* **WHAT YOU NEED TO DO**:
Set down the records that follow exactly, every line of them.

(Recorded data)
══════

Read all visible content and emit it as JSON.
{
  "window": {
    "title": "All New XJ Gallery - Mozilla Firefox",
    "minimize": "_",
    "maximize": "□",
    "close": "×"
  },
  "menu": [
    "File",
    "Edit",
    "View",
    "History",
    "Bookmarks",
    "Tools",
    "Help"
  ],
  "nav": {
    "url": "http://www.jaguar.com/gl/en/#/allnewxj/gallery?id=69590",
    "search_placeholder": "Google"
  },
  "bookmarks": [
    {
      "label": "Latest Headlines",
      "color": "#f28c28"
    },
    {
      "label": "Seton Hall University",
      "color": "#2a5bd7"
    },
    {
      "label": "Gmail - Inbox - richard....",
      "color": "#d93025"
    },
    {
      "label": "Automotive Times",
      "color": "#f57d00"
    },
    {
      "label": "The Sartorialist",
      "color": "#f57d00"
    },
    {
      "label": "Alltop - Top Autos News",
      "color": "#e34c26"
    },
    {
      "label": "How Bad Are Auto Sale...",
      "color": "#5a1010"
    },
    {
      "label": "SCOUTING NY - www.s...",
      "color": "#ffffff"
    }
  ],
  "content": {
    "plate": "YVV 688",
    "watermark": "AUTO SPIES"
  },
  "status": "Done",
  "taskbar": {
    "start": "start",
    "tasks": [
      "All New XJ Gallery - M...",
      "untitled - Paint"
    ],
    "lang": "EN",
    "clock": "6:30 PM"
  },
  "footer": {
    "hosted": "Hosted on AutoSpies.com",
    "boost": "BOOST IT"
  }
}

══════

* **WRITTEN RESPONSE**:
Read all visible content and emit it as JSON.
{
  "window": {
    "title": "All New XJ Gallery - Mozilla Firefox",
    "minimize": "_",
    "maximize": "□",
    "close": "×"
  },
  "menu": [
    "File",
    "Edit",
    "View",
    "History",
    "Bookmarks",
    "Tools",
    "Help"
  ],
  "nav": {
    "url": "http://www.jaguar.com/gl/en/#/allnewxj/gallery?id=69590",
    "search_placeholder": "Google"
  },
  "bookmarks": [
    {
      "label": "Latest Headlines",
      "color": "#f28c28"
    },
    {
      "label": "Seton Hall University",
      "color": "#2a5bd7"
    },
    {
      "label": "Gmail - Inbox - richard....",
      "color": "#d93025"
    },
    {
      "label": "Automotive Times",
      "color": "#f57d00"
    },
    {
      "label": "The Sartorialist",
      "color": "#f57d00"
    },
    {
      "label": "Alltop - Top Autos News",
      "color": "#e34c26"
    },
    {
      "label": "How Bad Are Auto Sale...",
      "color": "#5a1010"
    },
    {
      "label": "SCOUTING NY - www.s...",
      "color": "#ffffff"
    }
  ],
  "content": {
    "plate": "YVV 688",
    "watermark": "AUTO SPIES"
  },
  "status": "Done",
  "taskbar": {
    "start": "start",
    "tasks": [
      "All New XJ Gallery - M...",
      "untitled - Paint"
    ],
    "lang": "EN",
    "clock": "6:30 PM"
  },
  "footer": {
    "hosted": "Hosted on AutoSpies.com",
    "boost": "BOOST IT"
  }
}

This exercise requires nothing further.